NEW HAVEN – Calling it a “gift of life,” Dr. Romeo A. Vidone noted that his family’s donation of $1 million for the newly renovated birth center at the Hospital of St. Raphael, donated in memory of his late wife, Lena, “made sense personally and professionally.”
The Dr. Romeo A. and Lena B. Vidone Birth Center – a $2.2- million project unveiled with a ribbon-cutting and blessing on Jan. 24 – the same date as the March for Life in Washington – emphasizes a family-centered design for new moms and dads. It features soft lighting, art, earth-toned decor, soothing wallpaper patterns, wood-paneled ceilings, and flooring with a wood-finish look.
Designed to look and feel like a spa, the center also features a renovated concierge-appointed lobby and waiting room, complete with a waterfall, to greet visitors; a family area in the postpartum unit; a state-of-the-art nurses’ station; and patient rooms with draperies, sleeper sofas and bathrooms with pedestal sinks and frameless glass shower doors.

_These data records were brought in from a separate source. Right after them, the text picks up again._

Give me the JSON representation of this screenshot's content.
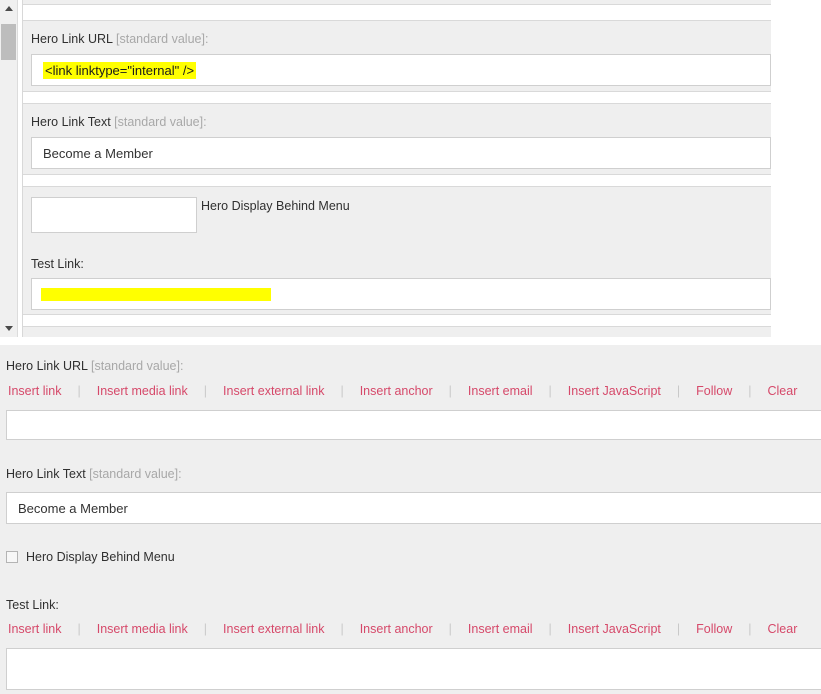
{
  "colors": {
    "panel_bg": "#efefef",
    "page_bg": "#ffffff",
    "link_red": "#d6496a",
    "highlight_yellow": "#ffff00",
    "label_dark": "#303030",
    "label_gray": "#a8a8a8",
    "border": "#cfcfcf",
    "scroll_thumb": "#bdbdbd"
  },
  "top_section": {
    "scrollbar": {
      "up_arrow": "scroll-up-arrow",
      "down_arrow": "scroll-down-arrow",
      "thumb": "scroll-thumb"
    },
    "fields": [
      {
        "label_main": "Hero Link URL",
        "label_std": "[standard value]:",
        "value": "<link linktype=\"internal\" />",
        "highlighted": true
      },
      {
        "label_main": "Hero Link Text",
        "label_std": "[standard value]:",
        "value": "Become a Member",
        "highlighted": false
      }
    ],
    "checkbox_field": {
      "label": "Hero Display Behind Menu",
      "checked": false
    },
    "test_link": {
      "label": "Test Link:",
      "value": "",
      "redacted": true
    }
  },
  "bottom_section": {
    "link_actions": [
      "Insert link",
      "Insert media link",
      "Insert external link",
      "Insert anchor",
      "Insert email",
      "Insert JavaScript",
      "Follow",
      "Clear"
    ],
    "separator": "|",
    "hero_link_url": {
      "label_main": "Hero Link URL",
      "label_std": "[standard value]:",
      "value": ""
    },
    "hero_link_text": {
      "label_main": "Hero Link Text",
      "label_std": "[standard value]:",
      "value": "Become a Member"
    },
    "checkbox_field": {
      "label": "Hero Display Behind Menu",
      "checked": false
    },
    "test_link": {
      "label": "Test Link:",
      "value": ""
    }
  }
}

“We are thrilled to have the support of Dr. Vidone and his family as we complete this important project,” said Christopher O’Connor, president and CEO of St. Raphael. “The Vidone Birth Center will be a fitting tribute to a family that has exemplified the mission of St. Raphael’s for many years.”
That’s the “professional” part for Dr. Vidone, who is a longtime pathologist at St. Raphael Hospital.

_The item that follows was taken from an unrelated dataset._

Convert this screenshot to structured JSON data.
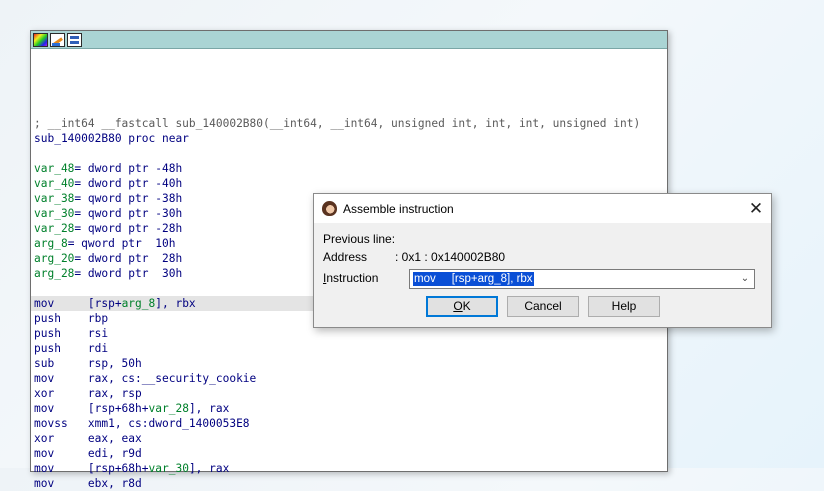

The “personal” part goes back to the 1960s, when Lena Vidone, who died last August after a brief illness and whose portrait now hangs in the birth center, was struggling with infertility issues after nine years of marriage.
Dr. Vidone said that after graduating from Yale School of Medicine and completing two years in the Navy, he took a job at Yale as an assistant professor of pathology and met Dr. C. Lee Buxton, chair of the department of obstetrics and gynecology at the Yale School of Medicine and chief of obstetrics and gynecology at Yale New Haven Hospital.
“His field was infertility and he took my wife on as a patient,” said Dr. Vidone.
Dr. Buxton found that Lena needed surgery to reverse her infertility, which was caused by polycystic ovarian disease – a problem now treated with hormones. The procedure was a success.
The couple went on to have three children who today are a nurse, a dentist and a lawyer.
“My wife always felt very much indebted to him for this,” said Dr. Vidone.
In fact, shortly before her mother died, said Debra Vidone Levine – born in 1965 and the eldest of the children – she gave Debra the appointment card that Dr. Buxton had given her in 1964.
“She kept it and gave it to me,” said Mrs. Levine, who works as a nurse in the Family Health Center at St. Raphael and has two boys.
“Throughout my whole life, my mother always told me about her infertility problem,” she said. “It was so important to her that Dr. Buxton was able to help her have a family.”
For both of her parents, she said, “Their heart and soul is the Hospital of St. Raphael. My mother was always donating her time here. Her social life, friends, everything was focused around the hospital. So this birth center in her memory is very much in line with how she lived.”
The Vidones also have a daughter, Linda, the dentist, in Massachusetts; and a son, Marc, the lawyer, in New Jersey.
After working at Yale, Dr. Vidone became chairman of pathology at Charlotte Hungerford Hospital in Torrington.
In 1977, he joined St. Raphael’s as chairman of the pathology department. He began working with Dr. Brian Rigney, who is acting chief of obstetrics and gynecology at St. Raphael, to implement gynecological cancer conferences at the hospital. They now routinely discuss their gynecological cancer cases twice a month.
Dr. Vidone left the post of chairman in 2003 but still works part-time at St. Raphael’s as an attending physician.
“I think it’s important for the city to have another fine birthing center like this,” said Dr. Vidone, “and St. Raphael’s is at the forefront of medical care.”
Last year, 1,180 babies were born at St. Raphael’s. The hospital also offers advanced services for premature and at-risk babies, including the newborn intensive care unit and special testing, and care for high-risk patients in the maternal fetal medical unit.
The renovation included six labor and delivery rooms, 11 postpartum rooms and the lobby.
“It’s a great, beautifully done renovation of the unit that makes it a warm and intimate setting while providing the latest in medical care,” said Dr. Vidone.
“The department and community will benefit tremendously,” he said, “and my